A UCL and St Bartholomew’s Hospital-led observational study, COVIDsortium, analysed the immune responses of London-based healthcare workers from the start of the first wave of the pandemic in the UK.
In a subset of healthcare workers who showed no sign of Covid infection – repeatedly testing negative – there was an increase in T cells.
Rather than having avoided infection completely, a subset of healthcare workers appear to have experienced a transient low-level (abortive) infection, not detectable by routine tests.
But it generated T cells specific to Covid – compatible with this, the same individuals also had a low-level increase in another blood marker of viral infection.
Lead author, Dr Leo Swadling, of UCL Division of Infection & Immunity, said: “We know that some individuals remain uninfected despite having likely exposure to the virus.
“What we didn’t know is whether these individuals really did manage to completely avoid the virus or whether they naturally cleared the virus before it was detectable by routine tests.
“By intensively monitoring health care workers for signs of infection and immune responses, we identified a minority with this particular SARS-CoV-2 specific T cell response.
“What is really informative is that the T cells detected in these individuals, where the virus failed to establish a successful infection, preferentially target different regions of the virus to those seen after infection.”
Commenting on why some people might be able to clear an infection better than others, he added: “It could be due to the infection history of these individuals.
“The healthcare workers that were able to control the virus before it was detectable were more likely to have these T cells that recognise the internal machinery before the start of the pandemic.
“These pre-existing T cells are poised ready to recognise Sars-CoV-2.”
Explaining where these pre-existing T cells come from, Dr Swadling continued: “The regions of the virus that these T cells recognise are highly conserved amongst other members of the coronavirus family, such as those that cause common colds every year.
“Previous common cold exposure may have given these individuals a head start against the virus, tipping the balance in favour of their immune system eliminating the virus before it could start to replicate.”

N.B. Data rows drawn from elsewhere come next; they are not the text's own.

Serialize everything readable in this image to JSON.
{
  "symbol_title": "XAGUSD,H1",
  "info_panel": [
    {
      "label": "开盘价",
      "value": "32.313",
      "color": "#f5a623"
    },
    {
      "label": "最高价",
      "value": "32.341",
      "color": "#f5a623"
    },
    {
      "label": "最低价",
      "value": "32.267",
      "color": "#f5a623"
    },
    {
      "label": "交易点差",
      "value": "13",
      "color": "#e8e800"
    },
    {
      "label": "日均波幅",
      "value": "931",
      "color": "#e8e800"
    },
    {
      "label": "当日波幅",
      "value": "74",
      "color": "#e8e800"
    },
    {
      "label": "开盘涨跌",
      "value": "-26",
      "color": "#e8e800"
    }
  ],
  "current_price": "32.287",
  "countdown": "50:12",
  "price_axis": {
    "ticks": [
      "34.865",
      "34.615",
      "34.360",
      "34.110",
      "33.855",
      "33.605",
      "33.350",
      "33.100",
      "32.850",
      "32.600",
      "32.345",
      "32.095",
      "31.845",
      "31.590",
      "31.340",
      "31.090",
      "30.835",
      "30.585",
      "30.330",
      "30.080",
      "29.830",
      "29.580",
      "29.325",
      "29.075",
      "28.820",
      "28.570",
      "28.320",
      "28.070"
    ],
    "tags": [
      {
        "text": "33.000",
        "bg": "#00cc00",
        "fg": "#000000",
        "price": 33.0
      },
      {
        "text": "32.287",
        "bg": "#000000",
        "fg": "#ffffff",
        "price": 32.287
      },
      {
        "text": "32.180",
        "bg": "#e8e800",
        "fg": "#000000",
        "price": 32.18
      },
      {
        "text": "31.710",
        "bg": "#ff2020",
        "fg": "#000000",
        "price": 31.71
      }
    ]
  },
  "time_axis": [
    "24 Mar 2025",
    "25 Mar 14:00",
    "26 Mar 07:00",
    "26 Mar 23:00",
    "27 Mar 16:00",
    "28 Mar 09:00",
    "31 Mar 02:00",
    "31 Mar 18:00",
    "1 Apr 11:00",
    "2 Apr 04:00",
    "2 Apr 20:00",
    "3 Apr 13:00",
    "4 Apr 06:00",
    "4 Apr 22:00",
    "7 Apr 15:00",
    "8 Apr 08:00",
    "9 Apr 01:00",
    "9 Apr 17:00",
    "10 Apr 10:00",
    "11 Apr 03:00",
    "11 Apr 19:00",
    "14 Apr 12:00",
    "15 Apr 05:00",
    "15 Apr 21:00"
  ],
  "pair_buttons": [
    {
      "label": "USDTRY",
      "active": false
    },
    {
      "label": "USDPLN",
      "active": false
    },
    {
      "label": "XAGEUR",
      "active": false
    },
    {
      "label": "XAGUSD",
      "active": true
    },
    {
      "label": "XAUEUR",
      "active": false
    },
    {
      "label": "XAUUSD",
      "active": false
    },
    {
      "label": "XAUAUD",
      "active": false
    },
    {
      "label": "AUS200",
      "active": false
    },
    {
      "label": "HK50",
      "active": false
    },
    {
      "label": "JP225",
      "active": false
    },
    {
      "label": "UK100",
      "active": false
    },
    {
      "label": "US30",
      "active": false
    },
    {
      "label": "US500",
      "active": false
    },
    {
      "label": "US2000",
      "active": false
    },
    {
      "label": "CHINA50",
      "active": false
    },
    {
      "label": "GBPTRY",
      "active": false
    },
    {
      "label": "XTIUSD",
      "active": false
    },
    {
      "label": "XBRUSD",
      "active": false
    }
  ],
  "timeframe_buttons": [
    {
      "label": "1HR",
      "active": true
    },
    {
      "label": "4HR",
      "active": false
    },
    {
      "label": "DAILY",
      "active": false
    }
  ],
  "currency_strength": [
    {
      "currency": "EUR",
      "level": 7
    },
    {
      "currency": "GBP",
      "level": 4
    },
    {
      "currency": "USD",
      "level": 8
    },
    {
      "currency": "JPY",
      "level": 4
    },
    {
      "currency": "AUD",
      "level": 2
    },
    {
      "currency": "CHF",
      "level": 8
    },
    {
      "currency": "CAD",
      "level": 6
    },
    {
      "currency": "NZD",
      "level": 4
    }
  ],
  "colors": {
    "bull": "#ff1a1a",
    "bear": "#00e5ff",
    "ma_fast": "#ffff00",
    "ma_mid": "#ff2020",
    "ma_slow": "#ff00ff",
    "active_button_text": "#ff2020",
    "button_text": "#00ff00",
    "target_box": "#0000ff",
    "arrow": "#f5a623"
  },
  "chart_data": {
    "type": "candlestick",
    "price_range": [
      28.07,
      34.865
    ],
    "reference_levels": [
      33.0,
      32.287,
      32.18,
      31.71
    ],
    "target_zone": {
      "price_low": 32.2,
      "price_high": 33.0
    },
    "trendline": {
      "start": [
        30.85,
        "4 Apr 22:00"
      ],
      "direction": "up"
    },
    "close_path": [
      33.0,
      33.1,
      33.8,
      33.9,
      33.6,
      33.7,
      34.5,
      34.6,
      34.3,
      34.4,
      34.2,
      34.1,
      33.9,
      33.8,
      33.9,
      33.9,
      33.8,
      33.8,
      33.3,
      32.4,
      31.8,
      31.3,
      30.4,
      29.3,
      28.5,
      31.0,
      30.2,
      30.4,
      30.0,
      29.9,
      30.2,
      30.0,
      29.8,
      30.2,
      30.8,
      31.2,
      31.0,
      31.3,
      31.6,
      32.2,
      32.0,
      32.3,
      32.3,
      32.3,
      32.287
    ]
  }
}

This research was funded by the National Institute for Health Research and UK Research and Innovation’s UK Coronavirus Immunology Consortium.